With the economy teetering on recession, there isn't much for consumers to celebrate these days. But like most dark clouds, this one has a silver lining. That's because when it comes to many discretionary items, it's a buyer's market. Still that doesn't mean retailers are giving things away. You need to know how to negotiate to get the best price. Kelli Grant, consumer reporter, offers some tips on the art of haggling.

First, envision the worst-case scenario. Everyone from big-box retailers to flea market sellers build extra profit into their prices to account for price drops, usually, sales. You have the right to ask for a better price. The worst they can say is "no." So, don't be afraid to ask.

Also, bring cash. When you use plastic, the issuer charges the seller a processing fee. So many stores and companies are willing to offer a discount of up to 20% if you pay with cash. Keep small bills on hand so you can say, "I'm willing to give you $45 for this" and flash the cash.

Be a smart shopper and check out competitors. Businesses would rather give a discount than lose you to a competitor.

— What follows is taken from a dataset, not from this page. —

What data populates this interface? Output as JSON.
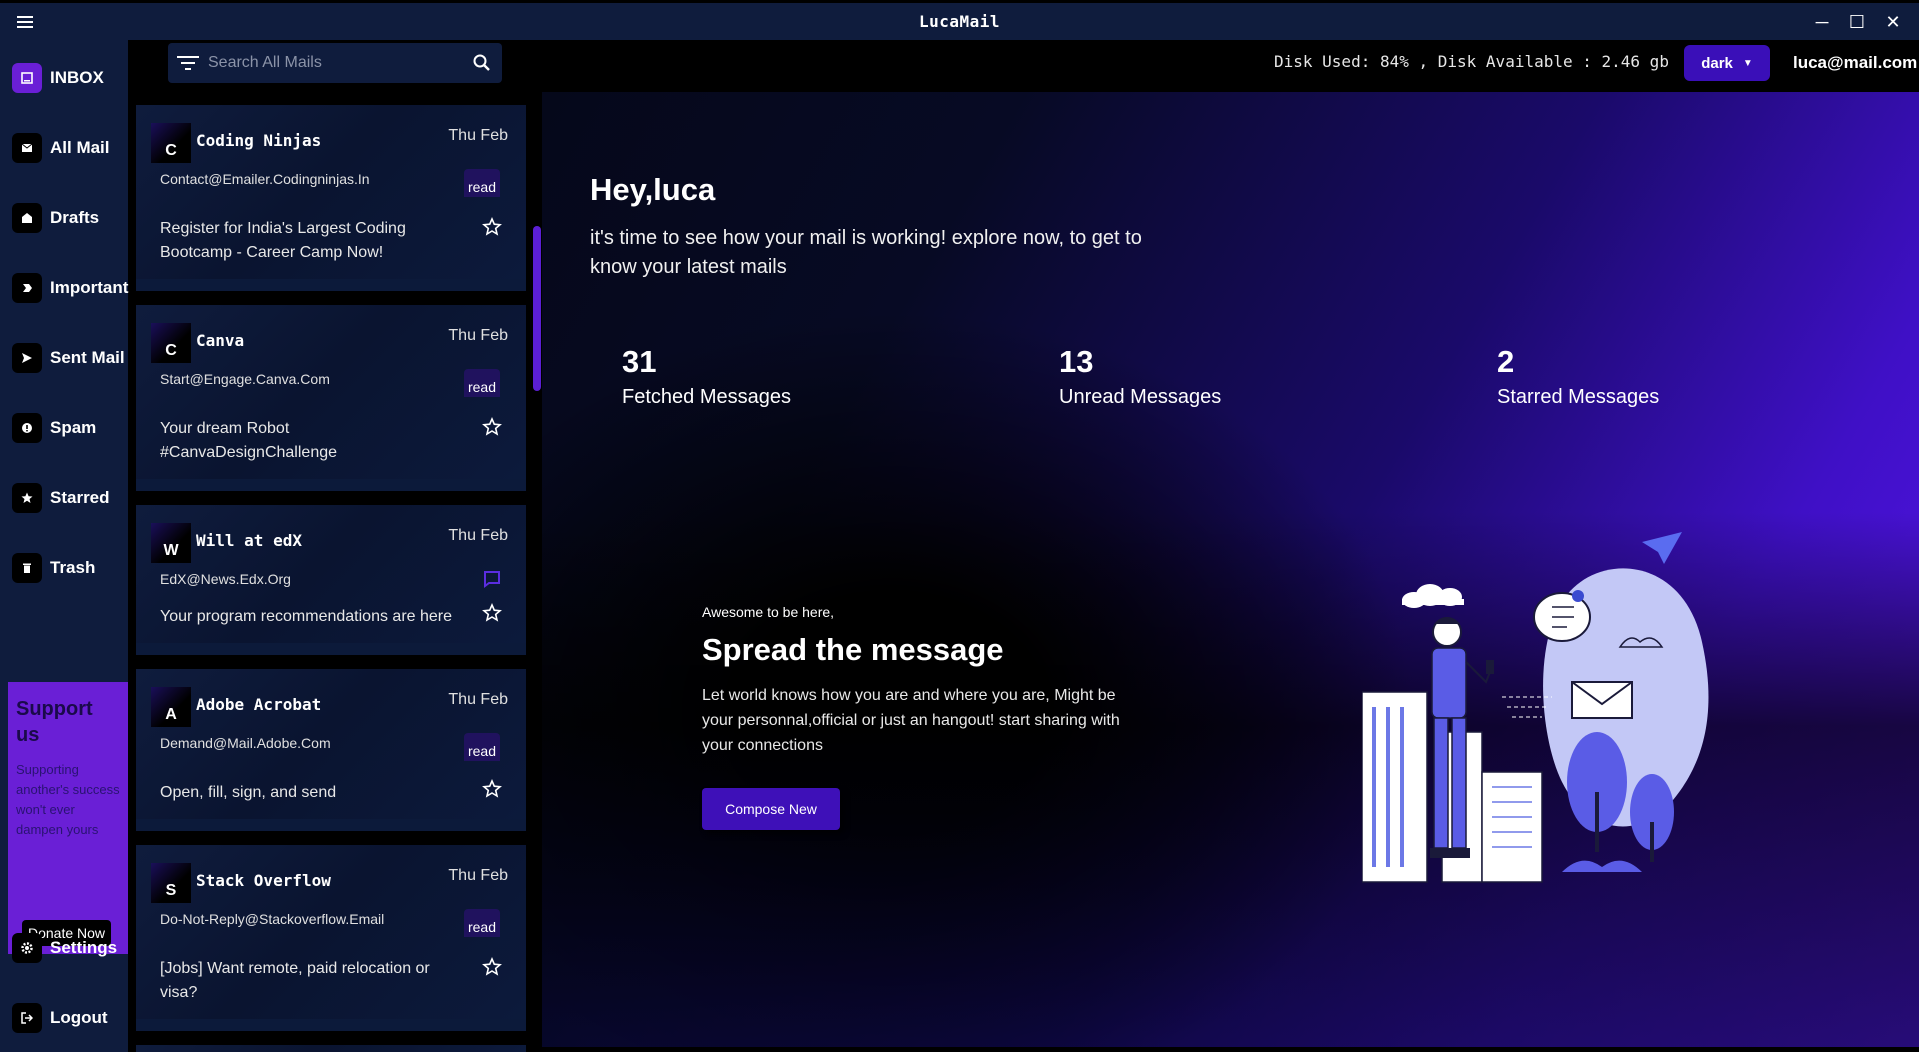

Most major retail stores have price-matching policies in place to meet or even beat others prices. Print out a few prices you find online, or simply say you've seen similar items cheaper elsewhere.

Don't hesitate to point out the flaws in items. Don't expect to pay full price for a lime green car, last season's sweater or a scratched armoire. Point out anything that makes the item less desirable to buyers, and you in particular. Employees may be willing to let the item go for less.

And finally, ask to speak to management. Whether you're negotiating a lower credit card rate or a better price on a sweater, ask politely to speak with a manager. They have more leeway to offer a discount. Try to catch them during off-peak hours, when they won't be too busy to help.

For more tips on haggling, as well as additional personal financial advice, click here.
by Kelli Grant and Jenn Eaker